From a fabric woven tightly with nostalgia and joyful, porch-swing harmonies comes the Transatlantic Sessions – a ritual jam-fest uniting some of the best folk musicians from both sides of the pond.
This year’s tour marries the evergreen house band with fresh voices like mandolin player Sierra Hull and Cahalen Morrison from the US and Australian guitarist Tommy Emmanuel – promising a soundscape set to rattle Brighton Dome this month. Phil Cunningham – a Sessioner since their inception in 1994 – can’t wait to make the tour’s first visit to Brighton. “It’s a highlight of our year! The original concept for the TV series brought together musicians from Scotland and America to explore the age-old connection between music moving from here to there. A bunch of us would lock ourselves in an Ayrshire hotel and trade songs for two weeks. Then Celtic Connections Festival wanted a live version, so we formed a band that could work with new musicians from Scotland, Ireland, America.”
The live show – host to previous starry guests like Mary Chapin Carpenter and Patty Griffin – includes around 20 performers, fashioning new sounds from a rich and bottomless canon. Phil likens it to a cake with great ingredients – accordions, fiddles, whistles, guitars – and a jubilee of voices.
“The Sessions are never the same twice. We’ve only got two days to meet and work everything out before we’re onstage! But that’s the joy – everyone is so able. Aly Bain, who started the Sessions, says that everyone leaves their ego on the peg with their coat.
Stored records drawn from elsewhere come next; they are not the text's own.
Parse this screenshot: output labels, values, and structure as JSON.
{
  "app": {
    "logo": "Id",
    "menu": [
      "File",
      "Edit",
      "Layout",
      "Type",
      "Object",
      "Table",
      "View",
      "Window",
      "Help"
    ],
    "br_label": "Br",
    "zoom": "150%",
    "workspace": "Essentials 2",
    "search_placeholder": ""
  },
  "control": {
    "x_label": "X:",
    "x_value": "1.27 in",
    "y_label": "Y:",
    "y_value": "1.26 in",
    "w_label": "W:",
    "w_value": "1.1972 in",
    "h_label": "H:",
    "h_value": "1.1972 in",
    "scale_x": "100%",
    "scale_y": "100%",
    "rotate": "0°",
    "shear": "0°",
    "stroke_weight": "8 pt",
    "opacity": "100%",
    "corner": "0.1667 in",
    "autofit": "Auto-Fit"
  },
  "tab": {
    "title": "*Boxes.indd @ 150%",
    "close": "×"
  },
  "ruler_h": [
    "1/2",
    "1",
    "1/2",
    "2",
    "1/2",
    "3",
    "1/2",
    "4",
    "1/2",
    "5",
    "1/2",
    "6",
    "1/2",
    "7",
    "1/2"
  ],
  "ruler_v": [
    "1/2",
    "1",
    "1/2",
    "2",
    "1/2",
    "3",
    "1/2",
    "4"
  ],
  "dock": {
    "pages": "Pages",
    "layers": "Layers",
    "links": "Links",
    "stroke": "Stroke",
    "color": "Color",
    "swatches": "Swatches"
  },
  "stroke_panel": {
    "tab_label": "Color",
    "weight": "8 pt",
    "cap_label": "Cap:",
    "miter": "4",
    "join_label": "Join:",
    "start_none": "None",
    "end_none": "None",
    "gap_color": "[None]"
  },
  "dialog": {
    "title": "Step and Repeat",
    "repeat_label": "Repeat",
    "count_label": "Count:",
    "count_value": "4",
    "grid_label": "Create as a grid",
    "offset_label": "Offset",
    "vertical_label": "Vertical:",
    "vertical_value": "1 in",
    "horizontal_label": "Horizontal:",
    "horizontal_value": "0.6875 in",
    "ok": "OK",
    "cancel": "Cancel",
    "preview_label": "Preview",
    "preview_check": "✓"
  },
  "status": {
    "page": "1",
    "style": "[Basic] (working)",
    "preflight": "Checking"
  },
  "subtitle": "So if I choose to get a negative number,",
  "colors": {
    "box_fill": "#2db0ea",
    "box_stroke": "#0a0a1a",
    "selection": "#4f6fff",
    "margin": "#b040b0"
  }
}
In rehearsals, someone will be writing a hook in a corner, changing the chords in another. It’s an organic process.”
It’s a feverishly quick turnaround to absorb over 20 tunes; a feat, even for these most accomplished of artists. But the method, Phil fondly states, makes for a special kind of madness: “You get some real seat-of-the-pants moments; genius and uplifting. The audience loves to see that little edge. Sometimes it goes off the rails and it’s like watching a stunt driver. There’s usually a wry look and giggle winging across the stage, but we’ll always regain control. You’re allowed to be spontaneous, to let things fly. It’s organised chaos, but very beautiful.”
It’s what makes the show such a sought-after experience. Its popularity a sign, perhaps, of a folk renaissance. “At school in the early 70s, I was the only one playing traditional music. Nowadays, kids are hiding behind the bicycle sheds for a cigarette – and a few tunes. In Scotland, we have incredible young performers on pipes, harps and fiddles. The music is enjoying a new life and people are nurturing it. Preserving it but moving it forward in a respectful way.”
It’s a way of life that Phil hopes will be on offer for children for many years to come. “It’s so important for kids to have the chance to learn music in school; it opens the door to so many cultural experiences, expands the mind. It’s truly life-affirming.”
Brighton Dome, 8th Feb, 7.30pm